▸ **What you need to do**: For each line of the data below that holds "JSON", copy the line.

Data about app and page elements:

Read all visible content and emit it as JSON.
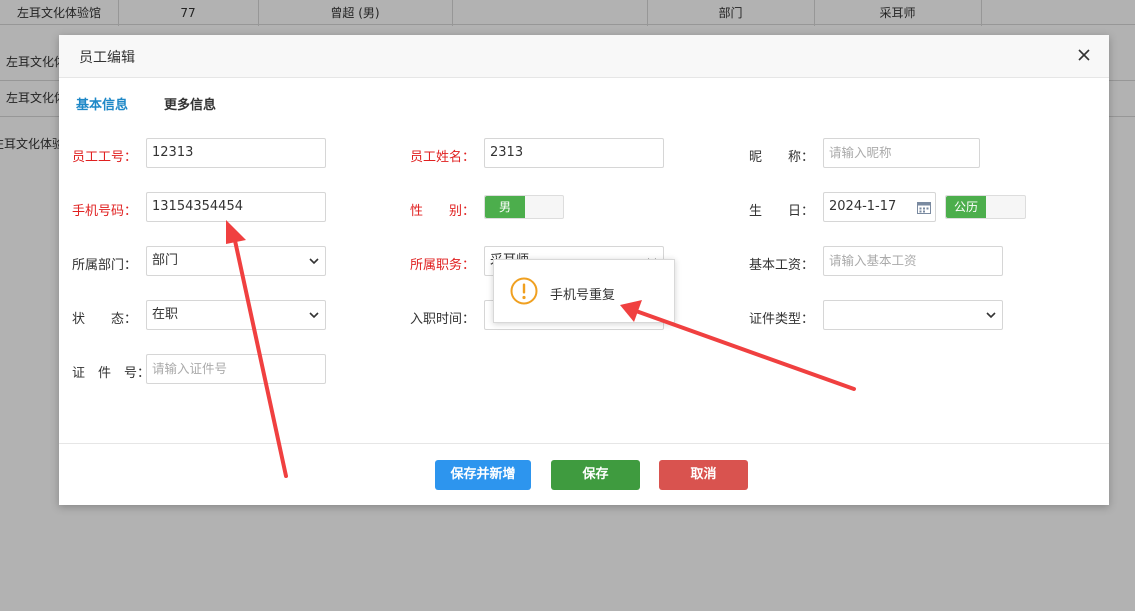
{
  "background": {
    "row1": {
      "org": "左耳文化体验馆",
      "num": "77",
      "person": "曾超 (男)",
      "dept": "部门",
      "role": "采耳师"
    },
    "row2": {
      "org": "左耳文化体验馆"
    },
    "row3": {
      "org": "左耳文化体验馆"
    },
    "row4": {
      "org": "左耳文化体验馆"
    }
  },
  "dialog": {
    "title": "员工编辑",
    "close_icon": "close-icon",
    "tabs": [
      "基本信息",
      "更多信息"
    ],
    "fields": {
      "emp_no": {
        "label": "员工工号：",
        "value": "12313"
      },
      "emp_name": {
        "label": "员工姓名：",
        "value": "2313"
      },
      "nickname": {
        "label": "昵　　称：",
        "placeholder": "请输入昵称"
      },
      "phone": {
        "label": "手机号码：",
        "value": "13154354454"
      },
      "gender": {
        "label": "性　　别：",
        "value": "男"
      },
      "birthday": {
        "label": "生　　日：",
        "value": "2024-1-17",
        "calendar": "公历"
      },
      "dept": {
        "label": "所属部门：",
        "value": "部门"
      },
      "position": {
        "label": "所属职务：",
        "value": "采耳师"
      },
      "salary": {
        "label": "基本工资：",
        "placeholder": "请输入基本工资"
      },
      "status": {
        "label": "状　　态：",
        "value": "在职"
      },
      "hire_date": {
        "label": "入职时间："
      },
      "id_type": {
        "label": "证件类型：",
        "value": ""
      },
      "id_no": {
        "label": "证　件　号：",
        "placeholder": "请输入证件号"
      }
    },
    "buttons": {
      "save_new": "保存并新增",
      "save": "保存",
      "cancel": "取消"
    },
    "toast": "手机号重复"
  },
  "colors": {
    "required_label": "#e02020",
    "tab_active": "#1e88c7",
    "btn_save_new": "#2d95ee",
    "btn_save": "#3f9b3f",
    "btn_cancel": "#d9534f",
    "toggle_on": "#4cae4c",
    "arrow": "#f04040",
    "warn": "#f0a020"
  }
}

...

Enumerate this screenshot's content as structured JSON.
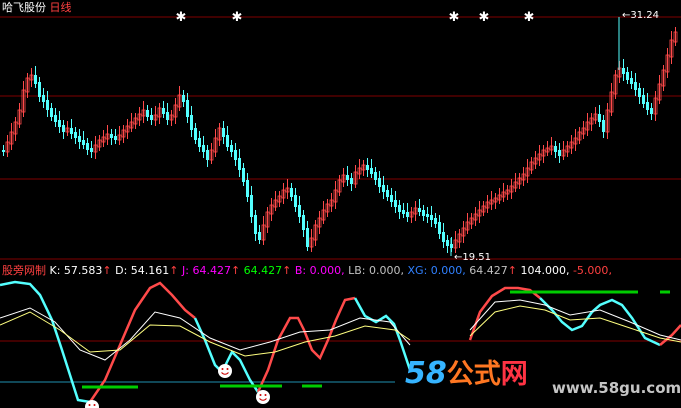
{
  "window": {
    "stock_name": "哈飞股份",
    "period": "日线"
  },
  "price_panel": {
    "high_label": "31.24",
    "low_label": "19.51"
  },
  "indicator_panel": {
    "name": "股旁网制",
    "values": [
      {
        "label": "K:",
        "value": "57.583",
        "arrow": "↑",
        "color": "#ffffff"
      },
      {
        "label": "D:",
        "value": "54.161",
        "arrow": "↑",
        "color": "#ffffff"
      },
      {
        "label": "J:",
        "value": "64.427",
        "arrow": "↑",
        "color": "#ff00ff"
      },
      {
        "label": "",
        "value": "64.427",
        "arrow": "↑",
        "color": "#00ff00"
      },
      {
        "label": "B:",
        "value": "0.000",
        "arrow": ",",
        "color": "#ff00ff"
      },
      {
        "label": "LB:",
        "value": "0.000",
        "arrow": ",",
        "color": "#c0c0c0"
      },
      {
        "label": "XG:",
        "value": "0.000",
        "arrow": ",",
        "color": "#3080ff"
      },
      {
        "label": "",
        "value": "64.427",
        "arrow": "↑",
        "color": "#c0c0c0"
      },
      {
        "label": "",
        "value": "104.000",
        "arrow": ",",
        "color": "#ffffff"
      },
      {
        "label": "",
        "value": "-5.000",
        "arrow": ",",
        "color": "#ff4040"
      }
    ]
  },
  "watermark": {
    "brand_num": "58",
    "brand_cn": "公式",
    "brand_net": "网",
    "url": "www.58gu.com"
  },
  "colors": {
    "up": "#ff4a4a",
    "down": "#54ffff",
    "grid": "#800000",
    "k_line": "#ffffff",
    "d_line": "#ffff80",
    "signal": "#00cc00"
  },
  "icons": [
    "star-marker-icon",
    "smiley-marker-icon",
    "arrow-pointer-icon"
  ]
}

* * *

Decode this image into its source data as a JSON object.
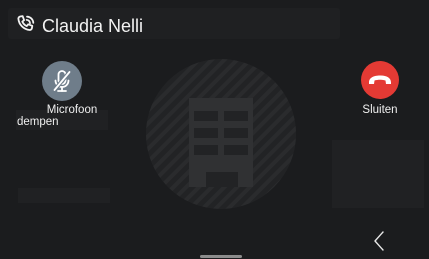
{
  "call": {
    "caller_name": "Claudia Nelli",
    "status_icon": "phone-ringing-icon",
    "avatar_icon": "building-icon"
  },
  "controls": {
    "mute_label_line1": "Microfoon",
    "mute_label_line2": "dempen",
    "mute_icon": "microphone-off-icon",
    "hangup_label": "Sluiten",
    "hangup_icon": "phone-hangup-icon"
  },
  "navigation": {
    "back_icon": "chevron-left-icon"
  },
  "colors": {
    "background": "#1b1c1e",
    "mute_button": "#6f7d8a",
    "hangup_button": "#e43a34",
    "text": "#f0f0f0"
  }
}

▸ **Written answer**:
Read all visible content and emit it as JSON.
Enumerate this screenshot's content as structured JSON.
Decode this image into its source data as a JSON object.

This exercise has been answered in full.